Recently, the Getty Museum in Los Angeles has returned to the small Sicilian hilltop town of Aidione, a large cult statue of Aphrodite, which the museum bought in 1988 for $18 million, but which was subsequently proved by the Italian authorities to have been excavated, exported and bought illegally. The statue was welcomed home by a brass band and cheering crowd and will eventually go on display in Aidione archaeological museum.
The modern town of Aidione is near the ancient site of Morgantina, from where the cult statue seems to have originated. Morgantina formed part of a wide number of settlements in Sicily and Southern Italy that the Greek geographer Strabo, in the 1st century AD, called ‘megale Hellas’ – greater Greece. This whole area had, since the 8th century BC, been populated by an increasing number of ‘new’ Greek foundations – most often referred to as colonies – including famous cities like Acragas, Gela and Syracuse.
These settlements played an important role in the ancient world in several ways. They were trading ports and many grew incredibly wealthy. Their rulers, like Gelon and Hieron of Syracuse, or Theron of Acragas (modern-day Agrigento) constructed magnificent temples – indeed temples which dwarf most of the temples of mainland Greece. The temple of Olympian Zeus at Acragas for example, is thought to be the biggest Doric temple ever constructed, standing over 20m tall.
But it is not only their architecture that made them important. As the mainland Greeks were battling the Persians in the early 5th century BC at Marathon, Salamis and Plataea, the Greeks of Sicily were battling the Carthaginians with victories at Himera and Cumae, which were subsequently portrayed to be of equal importance to the mainland Greek victories.

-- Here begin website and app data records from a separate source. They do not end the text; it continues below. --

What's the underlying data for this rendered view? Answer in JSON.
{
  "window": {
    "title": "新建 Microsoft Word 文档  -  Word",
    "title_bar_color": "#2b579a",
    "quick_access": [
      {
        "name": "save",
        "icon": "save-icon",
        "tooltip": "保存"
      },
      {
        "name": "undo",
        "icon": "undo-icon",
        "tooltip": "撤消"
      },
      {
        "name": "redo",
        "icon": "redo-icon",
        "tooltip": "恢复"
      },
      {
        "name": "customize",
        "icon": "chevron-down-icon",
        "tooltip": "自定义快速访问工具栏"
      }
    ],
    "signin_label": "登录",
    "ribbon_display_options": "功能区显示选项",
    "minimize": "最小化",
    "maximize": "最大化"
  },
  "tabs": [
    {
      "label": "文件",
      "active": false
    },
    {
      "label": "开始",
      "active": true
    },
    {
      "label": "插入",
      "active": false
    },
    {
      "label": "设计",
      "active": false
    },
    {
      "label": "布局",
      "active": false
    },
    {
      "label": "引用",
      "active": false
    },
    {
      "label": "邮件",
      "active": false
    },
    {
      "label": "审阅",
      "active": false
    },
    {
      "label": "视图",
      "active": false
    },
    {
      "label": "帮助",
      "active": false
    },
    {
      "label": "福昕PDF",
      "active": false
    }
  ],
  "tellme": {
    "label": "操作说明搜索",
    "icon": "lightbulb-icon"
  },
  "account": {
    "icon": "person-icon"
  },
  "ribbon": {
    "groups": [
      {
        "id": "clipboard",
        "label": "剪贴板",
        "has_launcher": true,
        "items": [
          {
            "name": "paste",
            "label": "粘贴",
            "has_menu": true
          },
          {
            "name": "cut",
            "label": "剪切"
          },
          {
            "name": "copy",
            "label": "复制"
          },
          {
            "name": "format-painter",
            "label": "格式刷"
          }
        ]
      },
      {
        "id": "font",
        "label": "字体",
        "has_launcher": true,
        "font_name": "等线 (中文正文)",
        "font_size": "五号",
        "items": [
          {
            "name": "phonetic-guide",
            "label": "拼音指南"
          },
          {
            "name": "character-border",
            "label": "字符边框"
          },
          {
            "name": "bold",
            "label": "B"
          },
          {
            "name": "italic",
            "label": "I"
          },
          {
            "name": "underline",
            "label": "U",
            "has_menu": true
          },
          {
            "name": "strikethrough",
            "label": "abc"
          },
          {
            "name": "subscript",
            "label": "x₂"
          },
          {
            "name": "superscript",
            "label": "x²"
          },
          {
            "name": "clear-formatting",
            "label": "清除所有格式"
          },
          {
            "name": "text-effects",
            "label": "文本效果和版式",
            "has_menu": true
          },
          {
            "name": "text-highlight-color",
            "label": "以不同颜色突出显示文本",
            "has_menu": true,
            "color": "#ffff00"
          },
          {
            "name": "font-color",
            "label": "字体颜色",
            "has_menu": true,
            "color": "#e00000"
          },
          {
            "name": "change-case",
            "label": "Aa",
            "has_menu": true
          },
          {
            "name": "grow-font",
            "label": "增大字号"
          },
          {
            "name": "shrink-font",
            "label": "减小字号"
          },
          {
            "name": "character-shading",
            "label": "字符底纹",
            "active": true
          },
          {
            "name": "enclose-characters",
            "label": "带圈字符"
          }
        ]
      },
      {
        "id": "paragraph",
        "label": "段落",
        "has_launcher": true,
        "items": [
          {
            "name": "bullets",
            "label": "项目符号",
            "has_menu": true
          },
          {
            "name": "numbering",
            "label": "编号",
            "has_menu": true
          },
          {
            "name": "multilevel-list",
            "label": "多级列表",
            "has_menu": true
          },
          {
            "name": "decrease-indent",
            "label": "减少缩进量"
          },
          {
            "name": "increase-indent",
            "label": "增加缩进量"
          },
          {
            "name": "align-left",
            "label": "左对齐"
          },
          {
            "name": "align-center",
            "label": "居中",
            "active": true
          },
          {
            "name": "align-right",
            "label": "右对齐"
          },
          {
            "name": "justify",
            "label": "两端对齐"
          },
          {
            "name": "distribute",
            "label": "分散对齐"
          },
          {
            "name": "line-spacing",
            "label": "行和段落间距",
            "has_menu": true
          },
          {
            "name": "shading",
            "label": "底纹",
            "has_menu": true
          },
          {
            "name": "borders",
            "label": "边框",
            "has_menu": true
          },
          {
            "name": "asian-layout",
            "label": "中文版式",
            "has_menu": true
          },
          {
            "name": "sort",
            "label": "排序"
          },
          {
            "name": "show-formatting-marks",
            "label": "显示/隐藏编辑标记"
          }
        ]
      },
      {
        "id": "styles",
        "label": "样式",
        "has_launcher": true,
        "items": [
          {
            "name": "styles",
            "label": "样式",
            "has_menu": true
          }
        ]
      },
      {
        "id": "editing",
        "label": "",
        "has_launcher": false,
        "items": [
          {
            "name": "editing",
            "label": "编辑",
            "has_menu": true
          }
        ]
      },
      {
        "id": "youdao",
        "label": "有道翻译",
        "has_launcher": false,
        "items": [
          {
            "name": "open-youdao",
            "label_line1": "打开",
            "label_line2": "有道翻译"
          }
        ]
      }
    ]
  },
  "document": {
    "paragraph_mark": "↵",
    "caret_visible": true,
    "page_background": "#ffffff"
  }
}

At the same time, Sicily, and particularly Syracuse, played host to one of the crucial, if not the crucial, turning point in the Peloponnesian war, which pitched the Greek world against itself in prolonged civil war at the end of the 5th century BC. The Athenian ‘Sicilian expedition’, narrated in books 6 and 7 of Thucydides, proved a disaster for Athens as they were comprehensively defeated at Syracuse.
In the following century too, the powerful dynasts of Sicily, like Dionysius I of Syracuse, were courted by cities like Athens and Sparta in an attempt to win their support, as well as admired by writers such as Plato and Isocrates, who thought that mainland Greece need a similar strong hand to guide them through difficult times.
Yet the irony is that some of the writers who link these Greek foundations in Sicily and Southern Italy most closely to mainland Greece, like Plutarch and Pausanias, were writing at a time when Sicily and Italy were now firmly under the control of Rome. Indeed, it was during the process of Roman occupation and subjugation that many of the cities of Sicily were destroyed. By the time of Strabo, Morgantina, for example, the home of the fabulous Aphrodite statue recently returned, had ceased to exist.
Reprinted from Neos Kosmos www.neoskosmos.com